Regional Reviews: Minneapolis/St. Paul
Nina Simone: Four Women
The play is set the 16th Street Baptist Church in Birmingham, Alabama, only days after the tragic bombing that killed four young African-American girls. "Our babies," Simone (Williams) calls them. "They are killing our babies!" In the (fictional) setting for the drama, Simone has travelled to the church to bear witness, and also in the hope that standing amid those pews will allow her finally to finish the last verse of her great Civil Rights anthem, "Mississippi Goddam."
As she works on her song, she is interrupted by the consecutive arrivals of Sarah (Aimee K. Bryant), Sephronia (Jamila Anderson), and a pregnant sex workeror prostitute, as they were then calledwho calls herself Sweet Thing (Traci Allen Shannon). Saying that she wants to be left alone to compose, Simone is nonetheless drawn in by the women's stories and by their unique if overlapping responses to the bombing and to the Civil Rights Movement in general.
Brilliantly weaving Simone's songs and spirituals into the narrative, Ham allows us to understand how the variety, complexity and sheer unpredictability of the women's experiences shaped their very different perspectives. As the women sing and speak their lives, they find solidarity, not despite their differences, but, in a sense, because of them.
Take Simone's own history. Simone did not originally intend to become a singer. As Eunice Kathleen Waymon, she grew up as a child prodigy in Tryon, North Carolina. By age three, she could play piano by ear. Trained in classical music, she received a grant to study at Julliard, before she applied to the Curtis Institute of Music in Philadelphia. Despite her obvious talent, she was turned away. This rejection, which seemed grounded on racism, put an end to her dreams of becoming Carnegie Hall's first African-American concert pianist. To make ends meet, she took a job playing piano in an Atlantic City bar. Finding that the patrons paid slim attention to the entertainment, the bar's owner urged her to sing the popular tunes she played. Within a few years, she had gained a significant following as a recording artist, with a repertoire that ranged from Bob Dylan to Duke Ellington to Scandinavian folk songs.
Williams, a powerhouse of a singer in her own right, wisely resists trying to reproduce Simone's unique low rumble of a voice. At the same time, she vividly captures Simone's rich emotional range, moving from raw, booming outrage to subtle irony to tender passion. Listening to Williams' fiery rendition of "Mississippi Goddam"a song as disturbing as it is rousingone begins to understand why Simone's songs were so essential to a movement whose mantra of "quiet dignity" demanded an almost superhuman capacity for self-restraint. Simone knew that she could use her art to give expression to the righteous anger that monumental acts of injustice provoked. There are times when remaining silent would mean succumbing to despair.

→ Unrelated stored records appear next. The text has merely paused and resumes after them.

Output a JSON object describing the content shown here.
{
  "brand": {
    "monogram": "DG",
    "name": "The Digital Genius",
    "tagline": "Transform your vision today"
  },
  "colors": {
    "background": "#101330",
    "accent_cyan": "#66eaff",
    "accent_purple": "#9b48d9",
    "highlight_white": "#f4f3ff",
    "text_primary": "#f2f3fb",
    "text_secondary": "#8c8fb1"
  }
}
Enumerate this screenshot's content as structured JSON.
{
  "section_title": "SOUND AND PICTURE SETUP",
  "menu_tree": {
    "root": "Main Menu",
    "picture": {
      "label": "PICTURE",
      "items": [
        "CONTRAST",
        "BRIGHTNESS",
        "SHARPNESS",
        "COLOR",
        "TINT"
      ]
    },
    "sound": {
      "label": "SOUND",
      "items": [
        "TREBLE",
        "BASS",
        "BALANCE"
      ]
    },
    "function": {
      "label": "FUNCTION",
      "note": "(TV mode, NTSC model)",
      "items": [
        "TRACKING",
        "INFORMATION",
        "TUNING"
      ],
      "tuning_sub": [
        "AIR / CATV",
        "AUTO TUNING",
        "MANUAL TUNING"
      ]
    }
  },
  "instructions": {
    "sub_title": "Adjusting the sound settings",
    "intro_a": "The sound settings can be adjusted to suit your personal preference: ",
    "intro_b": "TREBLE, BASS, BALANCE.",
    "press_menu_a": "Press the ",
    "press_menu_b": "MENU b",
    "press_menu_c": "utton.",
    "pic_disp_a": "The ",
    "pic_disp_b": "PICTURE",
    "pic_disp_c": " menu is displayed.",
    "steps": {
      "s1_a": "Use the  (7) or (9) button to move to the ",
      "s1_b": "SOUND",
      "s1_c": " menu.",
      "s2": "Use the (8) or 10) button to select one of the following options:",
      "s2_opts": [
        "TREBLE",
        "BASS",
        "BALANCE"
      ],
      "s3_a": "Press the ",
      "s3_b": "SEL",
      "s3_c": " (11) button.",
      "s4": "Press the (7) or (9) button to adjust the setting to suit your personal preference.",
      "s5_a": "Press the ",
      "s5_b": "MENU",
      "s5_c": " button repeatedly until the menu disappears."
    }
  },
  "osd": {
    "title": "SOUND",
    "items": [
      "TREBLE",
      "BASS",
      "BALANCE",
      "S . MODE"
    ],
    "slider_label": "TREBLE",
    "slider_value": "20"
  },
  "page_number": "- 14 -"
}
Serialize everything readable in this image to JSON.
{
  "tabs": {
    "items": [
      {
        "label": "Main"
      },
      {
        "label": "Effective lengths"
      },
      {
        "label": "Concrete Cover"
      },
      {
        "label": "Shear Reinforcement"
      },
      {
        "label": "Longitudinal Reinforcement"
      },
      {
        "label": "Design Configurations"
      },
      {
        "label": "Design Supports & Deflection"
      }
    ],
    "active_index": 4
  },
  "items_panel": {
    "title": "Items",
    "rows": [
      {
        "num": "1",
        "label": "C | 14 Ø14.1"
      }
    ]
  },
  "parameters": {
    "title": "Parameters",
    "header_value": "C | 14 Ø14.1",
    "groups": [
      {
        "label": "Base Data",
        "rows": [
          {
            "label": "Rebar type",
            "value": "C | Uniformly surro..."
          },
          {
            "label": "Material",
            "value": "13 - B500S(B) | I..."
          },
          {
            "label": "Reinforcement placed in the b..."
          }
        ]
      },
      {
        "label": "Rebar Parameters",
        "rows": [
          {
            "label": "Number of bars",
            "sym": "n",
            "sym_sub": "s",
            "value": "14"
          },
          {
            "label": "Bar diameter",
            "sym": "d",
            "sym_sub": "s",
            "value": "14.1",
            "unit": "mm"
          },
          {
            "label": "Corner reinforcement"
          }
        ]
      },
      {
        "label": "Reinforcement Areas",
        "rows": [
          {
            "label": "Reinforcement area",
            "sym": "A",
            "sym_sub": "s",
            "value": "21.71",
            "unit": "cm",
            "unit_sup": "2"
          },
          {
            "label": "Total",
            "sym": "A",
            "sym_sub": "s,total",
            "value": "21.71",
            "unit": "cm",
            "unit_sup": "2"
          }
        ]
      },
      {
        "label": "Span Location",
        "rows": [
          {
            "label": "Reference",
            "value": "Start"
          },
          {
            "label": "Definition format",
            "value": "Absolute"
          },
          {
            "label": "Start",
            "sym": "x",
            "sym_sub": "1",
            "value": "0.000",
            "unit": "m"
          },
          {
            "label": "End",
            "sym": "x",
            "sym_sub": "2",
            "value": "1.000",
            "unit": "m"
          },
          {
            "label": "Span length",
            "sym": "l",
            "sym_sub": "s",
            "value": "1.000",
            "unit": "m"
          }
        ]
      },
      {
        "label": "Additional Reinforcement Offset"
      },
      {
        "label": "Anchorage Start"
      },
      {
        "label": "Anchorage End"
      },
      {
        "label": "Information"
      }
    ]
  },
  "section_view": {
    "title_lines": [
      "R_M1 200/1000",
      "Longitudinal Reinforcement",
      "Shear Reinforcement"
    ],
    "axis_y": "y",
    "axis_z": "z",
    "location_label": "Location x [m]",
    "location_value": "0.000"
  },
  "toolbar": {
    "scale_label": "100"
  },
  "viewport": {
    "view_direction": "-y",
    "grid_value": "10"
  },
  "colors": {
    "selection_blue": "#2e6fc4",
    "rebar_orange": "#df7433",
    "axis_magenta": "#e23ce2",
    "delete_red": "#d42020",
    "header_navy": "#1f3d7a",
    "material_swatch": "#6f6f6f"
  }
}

Emerge magazine called Simone's voice "our voice, embodying the militancy of our justifiably angry impatience with racist white America." Others called her the "voice of the Civil Rights movement" or "the Queen of Soul." Simone herself rejected all such labels. In fact, as Ham's play clearly conveys, the singer defiantly resisted having her music, or her identity, defined by others. She bristled when she was compared to Billie Holiday or when her music was described as "jazz." In her words: "People couldn't get past the fact that we were both black. Calling me a jazz singer was a way of ignoring my musical background because I didn't fit into white ideas of what a black performer should be."
The play illustrates the relentless pressures and constraints African-American women have always faced, including being constantly in danger of having their identities reduced to a collection of stereotypes. Like much of Simone's oeuvre, the title song was a testament to the multi-dimensionalitythe sheer complexity of experiencesthat shaped the lives of the women she met and befriended throughout her life. "Four Women"the song and the playare both acts of defiance against the obscurity to which the lives of the Sarahs and Serophinas and Sweet Things of the world are often relegated. The beauty of the play is to be found in the freeing of those women's voices. The play, like the song, allows the different women to tell us who they were, rather than what others tried to make of them. It is a wonderful play; try to catch it if you can.
Nina Simone: Four Women by Christina Ham. Performed through February 26, 2017, at the Park Square Theatre, Historic Hamm Building, 20 West 7th Place, St. Paul, MN. For tickets and information, call 651-291-7005 or visit parksquaretheatre.org.
Directed by Faye M. Price